PROBLEM DESCRIPTION: What's needed: every entry, printed exactly, minus the images.

Excerpts from an interface dataset:

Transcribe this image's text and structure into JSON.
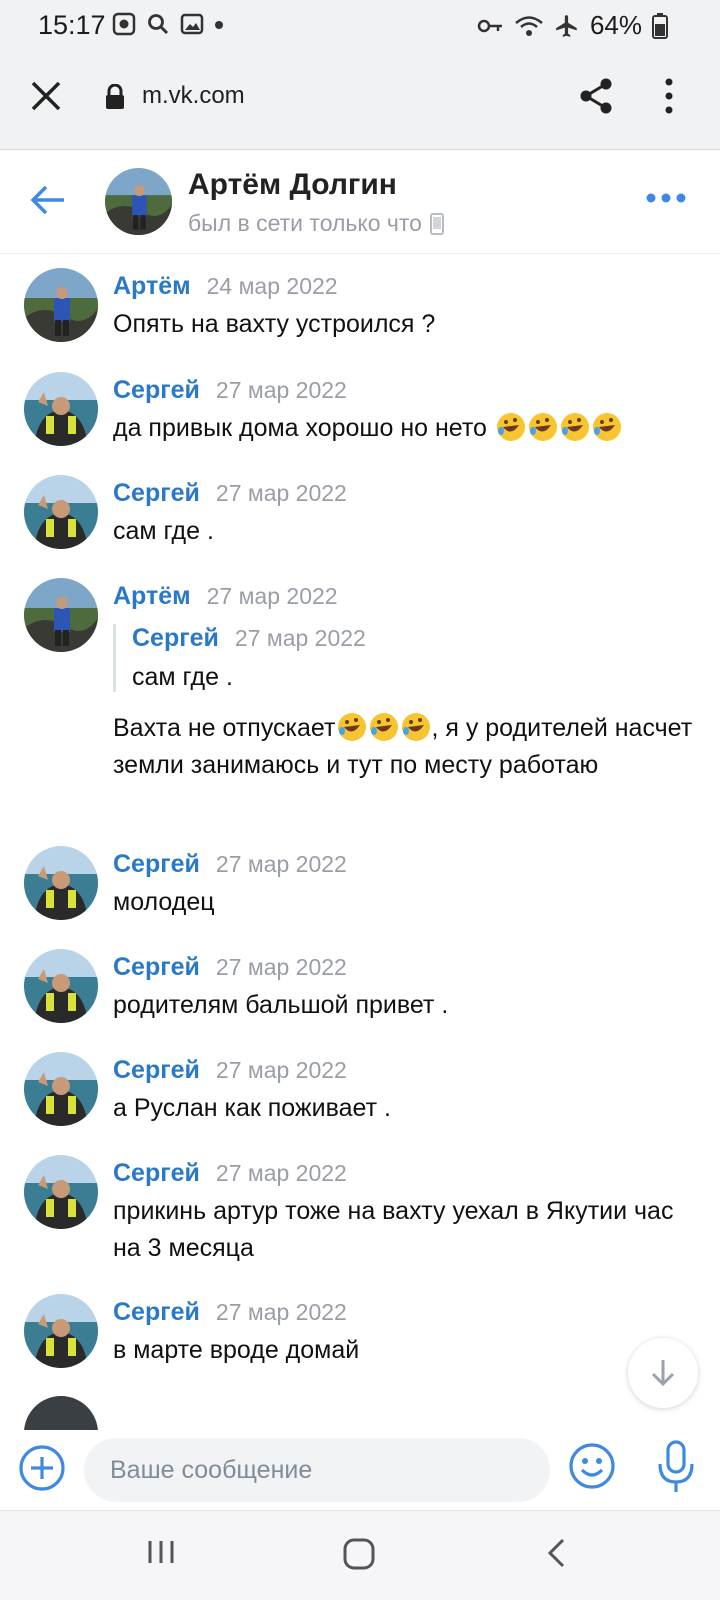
{
  "status_bar": {
    "time": "15:17",
    "battery": "64%",
    "icons": [
      "vpn-key-icon",
      "wifi-icon",
      "airplane-icon",
      "battery-icon"
    ]
  },
  "browser": {
    "url": "m.vk.com"
  },
  "chat_header": {
    "name": "Артём Долгин",
    "status": "был в сети только что"
  },
  "messages": [
    {
      "author": "Артём",
      "date": "24 мар 2022",
      "text": "Опять на вахту устроился ?",
      "avatar": "artem"
    },
    {
      "author": "Сергей",
      "date": "27 мар 2022",
      "text": "да привык дома хорошо но нето",
      "emoji_count": 4,
      "avatar": "sergey"
    },
    {
      "author": "Сергей",
      "date": "27 мар 2022",
      "text": "сам где .",
      "avatar": "sergey"
    },
    {
      "author": "Артём",
      "date": "27 мар 2022",
      "avatar": "artem",
      "quote": {
        "author": "Сергей",
        "date": "27 мар 2022",
        "text": "сам где ."
      },
      "text_before_emoji": "Вахта не отпускает",
      "text_after_emoji": ", я у родителей насчет земли занимаюсь и тут по месту работаю",
      "emoji_count": 3
    },
    {
      "author": "Сергей",
      "date": "27 мар 2022",
      "text": "молодец",
      "avatar": "sergey"
    },
    {
      "author": "Сергей",
      "date": "27 мар 2022",
      "text": "родителям бальшой привет .",
      "avatar": "sergey"
    },
    {
      "author": "Сергей",
      "date": "27 мар 2022",
      "text": "а Руслан как поживает .",
      "avatar": "sergey"
    },
    {
      "author": "Сергей",
      "date": "27 мар 2022",
      "text": "прикинь артур тоже на вахту уехал в Якутии час на 3 месяца",
      "avatar": "sergey"
    },
    {
      "author": "Сергей",
      "date": "27 мар 2022",
      "text": "в марте вроде домай",
      "avatar": "sergey"
    }
  ],
  "composer": {
    "placeholder": "Ваше сообщение"
  },
  "colors": {
    "accent": "#2a78c8",
    "icon_blue": "#3f8ae0",
    "muted": "#999ea6"
  }
}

EXERCISE ANSWER:
Transcribe this image's text and structure into JSON.
{
  "status_bar": {
    "time": "15:17",
    "battery": "64%",
    "icons": [
      "vpn-key-icon",
      "wifi-icon",
      "airplane-icon",
      "battery-icon"
    ]
  },
  "browser": {
    "url": "m.vk.com"
  },
  "chat_header": {
    "name": "Артём Долгин",
    "status": "был в сети только что"
  },
  "messages": [
    {
      "author": "Артём",
      "date": "24 мар 2022",
      "text": "Опять на вахту устроился ?",
      "avatar": "artem"
    },
    {
      "author": "Сергей",
      "date": "27 мар 2022",
      "text": "да привык дома хорошо но нето",
      "emoji_count": 4,
      "avatar": "sergey"
    },
    {
      "author": "Сергей",
      "date": "27 мар 2022",
      "text": "сам где .",
      "avatar": "sergey"
    },
    {
      "author": "Артём",
      "date": "27 мар 2022",
      "avatar": "artem",
      "quote": {
        "author": "Сергей",
        "date": "27 мар 2022",
        "text": "сам где ."
      },
      "text_before_emoji": "Вахта не отпускает",
      "text_after_emoji": ", я у родителей насчет земли занимаюсь и тут по месту работаю",
      "emoji_count": 3
    },
    {
      "author": "Сергей",
      "date": "27 мар 2022",
      "text": "молодец",
      "avatar": "sergey"
    },
    {
      "author": "Сергей",
      "date": "27 мар 2022",
      "text": "родителям бальшой привет .",
      "avatar": "sergey"
    },
    {
      "author": "Сергей",
      "date": "27 мар 2022",
      "text": "а Руслан как поживает .",
      "avatar": "sergey"
    },
    {
      "author": "Сергей",
      "date": "27 мар 2022",
      "text": "прикинь артур тоже на вахту уехал в Якутии час на 3 месяца",
      "avatar": "sergey"
    },
    {
      "author": "Сергей",
      "date": "27 мар 2022",
      "text": "в марте вроде домай",
      "avatar": "sergey"
    }
  ],
  "composer": {
    "placeholder": "Ваше сообщение"
  },
  "colors": {
    "accent": "#2a78c8",
    "icon_blue": "#3f8ae0",
    "muted": "#999ea6"
  }
}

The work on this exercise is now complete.